Learn More:

 

Be a Part of the Process:


Partner and Friend Updates:

 

 

Be a Part of the Process

Stay up to date on the U.S. Department of Education decisions at ED.gov, where you can read updates from Secretary DeVos and subscribe to the US ED newsletter.

You can also advocate for all students by learning more about your state education policy – right now, states across the country are releasing drafts of their plans to implement the Every Student Succeeds Act (ESSA). These plans have open public comment periods and your input is critically important.

Call or visit your senators and representatives to express your opinions.

April 12

Changes Loom for School Discipline Guidance; Teachers Strike in Several States; NAEP Scores Released


Important and timely federal educational news within Partners for Each and Every Child’s process and protest context. 


Process and Protest:
To advance educational excellence and equity, we must prioritize the needs of our most vulnerable students and communities. To accomplish this goal, we need clear processes for the deliberation and development of policy, and we need to take into account opposition to current and proposed policies and practices – protest – as a healthy part of those processes.


Changes Loom for School Discipline Guidance

The Trump administration has indicated its willingness to rescind Obama-era guidance, but has not clearly articulated a timeline for the rescission, a process for deliberation, nor what would replace the rescinded guidance… READ MORE >


Teacher Strikes Grow Across Several States

Over the last two months, teachers in different states have either gone on strike or threatened to strike, demanding better pay, better school conditions, more funding for education in state budgets, and other related policy changes. … READ MORE >


NAEP Scores Released

Various organizations and news outlets are reporting on the newly-released 2017 National Assessment of Educational Progress (NAEP) scores – aka “the Nation’s Report Card” – and providing context for the communities they serve… READ MORE >


Partner and Friend Updates:

  • Agents of Their Own Success: Self-Advocacy Skills and Self-Determination for Students with Disabilities in the Era of Personalized Learning. National Council for Learning Disabilities has released a report that explores how to make the idea of student agency real for every student, and that examines the notion of power and agency in reform efforts. The report comes with an accompanying social media toolkit.
  • All Children, Our Future: Civil Rights and Education Conference, The Leadership Conference Education Fund will convene a full-day conference in Washington, D.C. on May 2 about critical areas of concern and interest for the civil rights community in education, discussing strategies for action. Check out  the full agenda and register here.

 

 

Be a Part of the Process

Stay up to date on the U.S. Department of Education decisions at ED.gov, where you can read updates from Secretary DeVos and subscribe to the US ED newsletter.

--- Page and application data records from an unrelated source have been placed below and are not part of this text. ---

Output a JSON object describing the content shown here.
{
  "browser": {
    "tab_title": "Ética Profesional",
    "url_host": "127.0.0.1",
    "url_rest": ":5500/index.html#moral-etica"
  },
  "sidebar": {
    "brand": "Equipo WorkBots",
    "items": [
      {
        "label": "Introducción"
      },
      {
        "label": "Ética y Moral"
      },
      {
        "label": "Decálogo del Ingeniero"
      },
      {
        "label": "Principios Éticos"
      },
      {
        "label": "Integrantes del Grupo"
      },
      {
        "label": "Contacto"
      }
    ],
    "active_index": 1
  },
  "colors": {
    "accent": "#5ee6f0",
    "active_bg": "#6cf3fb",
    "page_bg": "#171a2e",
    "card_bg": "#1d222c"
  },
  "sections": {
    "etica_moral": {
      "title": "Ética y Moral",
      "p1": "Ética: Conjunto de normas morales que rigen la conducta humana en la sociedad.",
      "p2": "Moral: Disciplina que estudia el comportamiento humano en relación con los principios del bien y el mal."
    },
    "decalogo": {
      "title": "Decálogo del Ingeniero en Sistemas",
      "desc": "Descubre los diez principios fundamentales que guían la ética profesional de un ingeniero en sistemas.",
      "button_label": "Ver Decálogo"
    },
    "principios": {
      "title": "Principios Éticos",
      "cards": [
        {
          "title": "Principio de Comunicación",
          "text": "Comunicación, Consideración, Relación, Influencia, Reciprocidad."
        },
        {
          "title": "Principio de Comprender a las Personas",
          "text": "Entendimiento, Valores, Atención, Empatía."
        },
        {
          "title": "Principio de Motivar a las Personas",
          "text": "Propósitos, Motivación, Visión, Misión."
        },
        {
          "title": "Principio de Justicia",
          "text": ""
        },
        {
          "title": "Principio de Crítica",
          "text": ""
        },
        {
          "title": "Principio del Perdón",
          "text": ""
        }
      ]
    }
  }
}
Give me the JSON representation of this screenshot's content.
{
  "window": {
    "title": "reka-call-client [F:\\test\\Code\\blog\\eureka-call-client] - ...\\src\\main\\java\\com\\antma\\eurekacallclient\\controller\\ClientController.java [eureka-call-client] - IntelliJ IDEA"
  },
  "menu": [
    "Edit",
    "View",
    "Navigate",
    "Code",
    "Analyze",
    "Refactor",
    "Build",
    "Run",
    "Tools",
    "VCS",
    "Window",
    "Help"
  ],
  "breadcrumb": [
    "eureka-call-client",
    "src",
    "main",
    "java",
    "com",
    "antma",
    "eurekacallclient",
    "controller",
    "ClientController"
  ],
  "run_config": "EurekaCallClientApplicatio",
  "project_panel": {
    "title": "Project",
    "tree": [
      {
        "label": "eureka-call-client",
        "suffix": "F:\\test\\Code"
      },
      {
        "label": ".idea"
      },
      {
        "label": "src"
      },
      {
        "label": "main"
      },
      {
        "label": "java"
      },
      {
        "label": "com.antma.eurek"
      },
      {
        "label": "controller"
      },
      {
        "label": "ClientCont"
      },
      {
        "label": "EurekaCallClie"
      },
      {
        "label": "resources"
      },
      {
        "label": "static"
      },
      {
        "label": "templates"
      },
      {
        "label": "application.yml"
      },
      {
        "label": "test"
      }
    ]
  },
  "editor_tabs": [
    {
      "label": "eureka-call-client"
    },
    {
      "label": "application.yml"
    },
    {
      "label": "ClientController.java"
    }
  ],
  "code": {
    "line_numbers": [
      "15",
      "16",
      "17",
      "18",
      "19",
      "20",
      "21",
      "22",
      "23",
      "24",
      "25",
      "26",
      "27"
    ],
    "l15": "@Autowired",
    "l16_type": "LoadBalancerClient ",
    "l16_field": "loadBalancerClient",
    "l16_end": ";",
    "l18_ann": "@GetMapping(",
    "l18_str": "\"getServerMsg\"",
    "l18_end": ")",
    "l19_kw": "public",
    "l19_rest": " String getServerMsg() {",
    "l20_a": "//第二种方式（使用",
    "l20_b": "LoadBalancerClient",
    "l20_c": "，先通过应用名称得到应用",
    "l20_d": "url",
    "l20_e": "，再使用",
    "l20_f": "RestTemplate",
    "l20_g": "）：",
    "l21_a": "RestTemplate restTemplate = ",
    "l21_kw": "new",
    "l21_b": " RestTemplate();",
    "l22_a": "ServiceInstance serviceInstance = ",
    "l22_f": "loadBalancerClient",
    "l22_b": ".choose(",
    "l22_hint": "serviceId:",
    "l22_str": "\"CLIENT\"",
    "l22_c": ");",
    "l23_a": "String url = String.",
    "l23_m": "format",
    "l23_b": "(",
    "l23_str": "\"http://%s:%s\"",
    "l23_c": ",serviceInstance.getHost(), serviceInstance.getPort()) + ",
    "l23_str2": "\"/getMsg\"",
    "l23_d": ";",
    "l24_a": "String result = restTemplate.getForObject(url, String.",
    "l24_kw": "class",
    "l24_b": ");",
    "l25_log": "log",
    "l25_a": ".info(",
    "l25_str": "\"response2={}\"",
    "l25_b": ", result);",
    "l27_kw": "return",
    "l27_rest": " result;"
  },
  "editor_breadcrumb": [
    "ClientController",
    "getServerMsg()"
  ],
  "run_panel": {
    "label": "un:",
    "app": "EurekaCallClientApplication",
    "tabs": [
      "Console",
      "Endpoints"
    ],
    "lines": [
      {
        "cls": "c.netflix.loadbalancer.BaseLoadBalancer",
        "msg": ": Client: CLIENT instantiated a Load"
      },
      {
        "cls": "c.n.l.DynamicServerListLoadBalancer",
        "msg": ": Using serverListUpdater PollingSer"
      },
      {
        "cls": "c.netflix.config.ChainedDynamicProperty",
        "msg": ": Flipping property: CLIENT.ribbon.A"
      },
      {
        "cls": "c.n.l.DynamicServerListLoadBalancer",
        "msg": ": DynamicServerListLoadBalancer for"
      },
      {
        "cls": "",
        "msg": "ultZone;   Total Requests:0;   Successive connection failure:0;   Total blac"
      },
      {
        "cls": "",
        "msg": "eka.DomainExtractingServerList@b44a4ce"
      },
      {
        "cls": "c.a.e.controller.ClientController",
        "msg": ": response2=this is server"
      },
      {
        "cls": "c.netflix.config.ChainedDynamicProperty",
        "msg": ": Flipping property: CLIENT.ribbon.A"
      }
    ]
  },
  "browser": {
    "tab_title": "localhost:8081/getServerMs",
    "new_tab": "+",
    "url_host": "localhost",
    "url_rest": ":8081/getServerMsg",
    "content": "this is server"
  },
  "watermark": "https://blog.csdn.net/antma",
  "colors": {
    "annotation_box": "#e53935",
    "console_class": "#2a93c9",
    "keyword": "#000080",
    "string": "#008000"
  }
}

You can also advocate for all students by learning more about your state education policy – right now, states across the country are releasing drafts of their plans to implement the Every Student Succeeds Act (ESSA). These plans have open public comment periods and your input is critically important.

Call or visit your senators and representatives to express your opinions.